When I was twenty-one years old, I went to a broadcast for youth and young adults, to hear the Mormon prophet Gordon B Hinckley speak. Up until that day, I hadn't been particularly happy to be a member of the Mormon church, but neither had I felt disturbed to be so. It was all I knew. The questions were there, but they were infant ideas. They had not yet grown words.

I remember only one piece of counsel from that broadcast: that women should have only one earring per ear. One modest earring, whatever that meant. And there I sat, with my ears totaling two and my earrings totaling three. I had just been given a direct order from, as far as I knew, the Prophet of God. I had thought, in such a situation, that my course of action would be obvious. But sitting there in that stuffy chapel on that butt-numbing bench, with the Prophet's face ten feet tall before me, I knew that I was not going to obey.

There was no anger in that moment, no bitterness or resentment.

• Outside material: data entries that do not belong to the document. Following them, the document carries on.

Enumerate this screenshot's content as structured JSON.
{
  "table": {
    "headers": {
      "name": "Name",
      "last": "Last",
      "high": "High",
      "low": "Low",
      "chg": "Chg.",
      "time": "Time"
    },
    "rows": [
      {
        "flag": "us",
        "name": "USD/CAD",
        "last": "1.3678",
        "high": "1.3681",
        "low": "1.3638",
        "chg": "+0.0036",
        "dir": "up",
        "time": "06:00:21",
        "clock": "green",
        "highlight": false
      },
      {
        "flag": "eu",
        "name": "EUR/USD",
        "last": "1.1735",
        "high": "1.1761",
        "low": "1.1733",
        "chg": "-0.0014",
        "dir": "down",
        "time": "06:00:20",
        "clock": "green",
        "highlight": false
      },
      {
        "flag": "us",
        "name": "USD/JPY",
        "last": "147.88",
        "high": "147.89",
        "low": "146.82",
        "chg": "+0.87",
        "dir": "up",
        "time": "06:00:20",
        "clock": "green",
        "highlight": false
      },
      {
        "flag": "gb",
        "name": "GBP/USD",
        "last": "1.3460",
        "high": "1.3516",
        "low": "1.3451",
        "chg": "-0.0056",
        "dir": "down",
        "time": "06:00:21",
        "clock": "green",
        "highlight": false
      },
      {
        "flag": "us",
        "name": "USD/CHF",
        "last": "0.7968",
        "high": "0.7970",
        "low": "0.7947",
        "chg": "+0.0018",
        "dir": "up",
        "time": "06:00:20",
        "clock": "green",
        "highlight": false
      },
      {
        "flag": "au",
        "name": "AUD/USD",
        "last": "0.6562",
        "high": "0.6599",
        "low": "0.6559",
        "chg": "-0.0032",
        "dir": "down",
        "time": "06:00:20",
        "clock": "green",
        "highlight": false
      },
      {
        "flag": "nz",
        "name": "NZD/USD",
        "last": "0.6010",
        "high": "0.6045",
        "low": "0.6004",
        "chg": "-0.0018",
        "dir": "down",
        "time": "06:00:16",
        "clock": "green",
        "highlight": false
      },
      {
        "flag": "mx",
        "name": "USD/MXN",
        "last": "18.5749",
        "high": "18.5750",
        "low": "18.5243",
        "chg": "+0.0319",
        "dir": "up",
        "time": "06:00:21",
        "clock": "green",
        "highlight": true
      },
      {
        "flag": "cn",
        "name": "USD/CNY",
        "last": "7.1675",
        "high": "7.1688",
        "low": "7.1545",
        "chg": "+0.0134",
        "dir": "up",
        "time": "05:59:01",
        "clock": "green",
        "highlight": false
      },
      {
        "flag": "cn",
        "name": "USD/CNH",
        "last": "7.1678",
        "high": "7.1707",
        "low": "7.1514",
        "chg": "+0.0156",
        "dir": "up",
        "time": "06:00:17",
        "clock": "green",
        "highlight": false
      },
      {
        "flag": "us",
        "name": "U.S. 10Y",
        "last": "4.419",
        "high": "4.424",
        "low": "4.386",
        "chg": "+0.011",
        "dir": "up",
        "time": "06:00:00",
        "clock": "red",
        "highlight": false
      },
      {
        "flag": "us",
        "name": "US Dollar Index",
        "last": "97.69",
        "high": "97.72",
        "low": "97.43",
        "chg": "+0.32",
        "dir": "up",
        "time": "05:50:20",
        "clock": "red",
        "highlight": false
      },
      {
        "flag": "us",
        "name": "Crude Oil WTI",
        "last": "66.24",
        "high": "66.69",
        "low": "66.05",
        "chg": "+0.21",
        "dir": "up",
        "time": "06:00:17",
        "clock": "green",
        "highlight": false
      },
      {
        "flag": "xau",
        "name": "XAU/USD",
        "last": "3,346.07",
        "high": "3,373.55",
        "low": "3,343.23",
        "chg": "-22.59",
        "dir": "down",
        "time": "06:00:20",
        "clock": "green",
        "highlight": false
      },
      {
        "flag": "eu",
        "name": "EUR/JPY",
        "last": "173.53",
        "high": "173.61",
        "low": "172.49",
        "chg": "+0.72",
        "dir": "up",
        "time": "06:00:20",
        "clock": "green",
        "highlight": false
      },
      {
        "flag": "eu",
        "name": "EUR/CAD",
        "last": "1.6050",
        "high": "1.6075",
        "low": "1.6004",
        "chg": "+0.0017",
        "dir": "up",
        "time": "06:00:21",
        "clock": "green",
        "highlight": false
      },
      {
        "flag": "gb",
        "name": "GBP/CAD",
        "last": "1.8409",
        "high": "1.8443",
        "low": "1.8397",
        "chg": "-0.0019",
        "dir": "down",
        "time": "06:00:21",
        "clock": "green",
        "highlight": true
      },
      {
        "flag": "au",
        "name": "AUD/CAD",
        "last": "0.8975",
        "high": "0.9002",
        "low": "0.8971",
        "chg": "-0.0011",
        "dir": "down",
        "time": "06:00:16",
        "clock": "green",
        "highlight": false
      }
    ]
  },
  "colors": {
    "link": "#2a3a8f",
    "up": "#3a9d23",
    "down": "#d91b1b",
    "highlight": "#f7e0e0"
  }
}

There was just the calm, sure knowledge that nobody, not even a Prophet, had any business mucking about in my jewelry box! It was such a small thing, but for the first time ever, the LDS Church had attempted to cross a boundary in my mind, and found that boundary defended. My jewelry was an expression of my personality. Years of being bullied at school as a geeky bookworm had instilled in me a stolid determination that I would not change my personality, my self, for anyone but me. My jewelry was not loud or edgy, but it was part of my self and, to some degree, I wore it in defiance of those who would have taken that away. Though I may not yet have understood the depth of the LDS Church's failings, I knew bullying when I saw it.

I did not take out that third earring. My mother took her extras out that evening. Every other woman I knew took out any extra piercings she had. But I did not. That one extra earring went from a sparkly whim to an act of defiance. I would not take it out. I was defying the Prophet. I didn't fully understand why, but it was terribly important that I keep it up.

I still have that third piercing. There were times when I went for months without wearing any jewelry at all; I was hit by a near-crippling dose of clinical depression not long after that broadcast, and I quit caring how I looked for a while. A few times during the years that followed, that third piercing closed up and began to heal over. Whenever I caught it doing that, I would pick up any old earring and shove it through the hole. Sometimes I relished the pain but mostly it was an annoyance. But it was a sign of my ownership of myself, so it had to stay, pain or no pain.

So,  if you're reading this, welcome to my PostMormon blog, and I hope my choice of name makes at least a bit of sense to you.